The next stage of the trip didn’t quite work out as planned, and who knows, there may be an email in my inbox a little later today advising me of the need to pack my bags! Let me explain…
The “Great British Rail Journey”…
We arrived at New Street Station in plenty of time, and we had our pre-booked First Class train tickets in our hands. As you may know a platform at New Street isn’t the best place to kill half an hour waiting for a train, but it went quickly as we talked about the day’s visits. When the train arrived, it was chaos. It had only four carriages, despite running from Manchester to Exeter at peak hour. The First Class carriage was packed solid, with bags and people lining the carriage. And people already comfortable in all of our seats. It took us a while to sort that out, and get ourselves settled down. The rest of the two hours were okay – apart from having to suffer for the first 45 minutes to Cheltenham under the glower of the people who’d been sitting in our seats. (I can see their point of view, they too had paid for a first class ticket, but at least we had booked our seats. And the chap sitting in my seat insisted I produce all of the booking paperwork showing the seat number, despite the sign already on the seat, so by the time I’d finished that, my sympathy had waned a bit).

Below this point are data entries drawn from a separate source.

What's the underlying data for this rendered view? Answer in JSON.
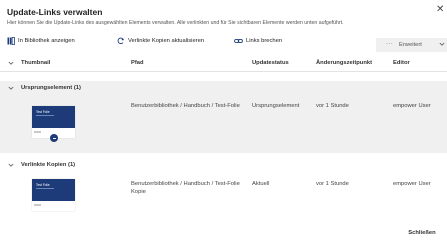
{
  "dialog": {
    "title": "Update-Links verwalten",
    "subtitle": "Hier können Sie die Update-Links des ausgewählten Elements verwalten. Alle verlinkten und für Sie sichtbaren Elemente werden unten aufgeführt.",
    "close_glyph": "✕"
  },
  "toolbar": {
    "show_in_library": "In Bibliothek anzeigen",
    "update_linked_copies": "Verlinkte Kopien aktualisieren",
    "break_links": "Links brechen",
    "more_dots": "···",
    "advanced": "Erweitert"
  },
  "table": {
    "columns": {
      "thumbnail": "Thumbnail",
      "path": "Pfad",
      "status": "Updatestatus",
      "changed": "Änderungszeitpunkt",
      "editor": "Editor"
    },
    "groups": [
      {
        "label": "Ursprungselement (1)",
        "rows": [
          {
            "thumb_title": "Test Folie",
            "path": "Benutzerbibliothek / Handbuch / Test-Folie",
            "status": "Ursprungselement",
            "changed": "vor 1 Stunde",
            "editor": "empower User"
          }
        ]
      },
      {
        "label": "Verlinkte Kopien (1)",
        "rows": [
          {
            "thumb_title": "Test Folie",
            "path": "Benutzerbibliothek / Handbuch / Test-Folie Kopie",
            "status": "Aktuell",
            "changed": "vor 1 Stunde",
            "editor": "empower User"
          }
        ]
      }
    ]
  },
  "footer": {
    "close_label": "Schließen"
  },
  "colors": {
    "accent": "#1d3b78",
    "group_bg": "#f0f0f0"
  }
}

Our hotel turned out to be quite close to Tiverton Parkway, so we left the train there.
…followed by the “Memorable British Cab Ride”
Fortunately I’d pre-booked a minibus to meet the five of us, but it wasn’t waiting at the station. So I called the helpful chap Id spoken with on Wednesday evening. Unfortunately, the helpful Devonian had noted it down for an hour later, so the minibus was on the other side of the county, and there wasn’t another suitable sized vehicle, or a pair of smaller vehicles available. Aargh!
Either everybody was going to have to wait in the bus shelter for half an hour or we could get a car that was too small in 5 mins. (As you can see Michael at this point was still enjoying the novelty of having his travel arrangements sorted by us, rather than the “Executive Travel Team” that normally co-ordinate all the arrangements of the top level teams from Seattle).
This was an easy decision – send the normal size cab, and I could despatch everybody else to the hotel, and then I’ll follow on later. As far as I was concerned, that would mean that everybody would be happy – and a half-hour penance in a bus shelter would mean I’d feel the pain of not having checked on the minibus booking on the way down in the train.
But the others had different views. When the little MPV turned up, absolutely everybody insisted that we’d find a way to fit all of us into it, and I wasn’t allowed to send them off. Instead, we had a game of sardines in the back for the 15 minute trip to Cullompton.
This got recorded onto a series of photos (stitched together above) – I fear it’s so that when my next Performance Review comes up there’ll be documentation to discuss!
I will, of course, point out that absolutely everybody was smiling in the photo (well, not me, for obvious reasons) and that it’s the moments like these that make trips memorable.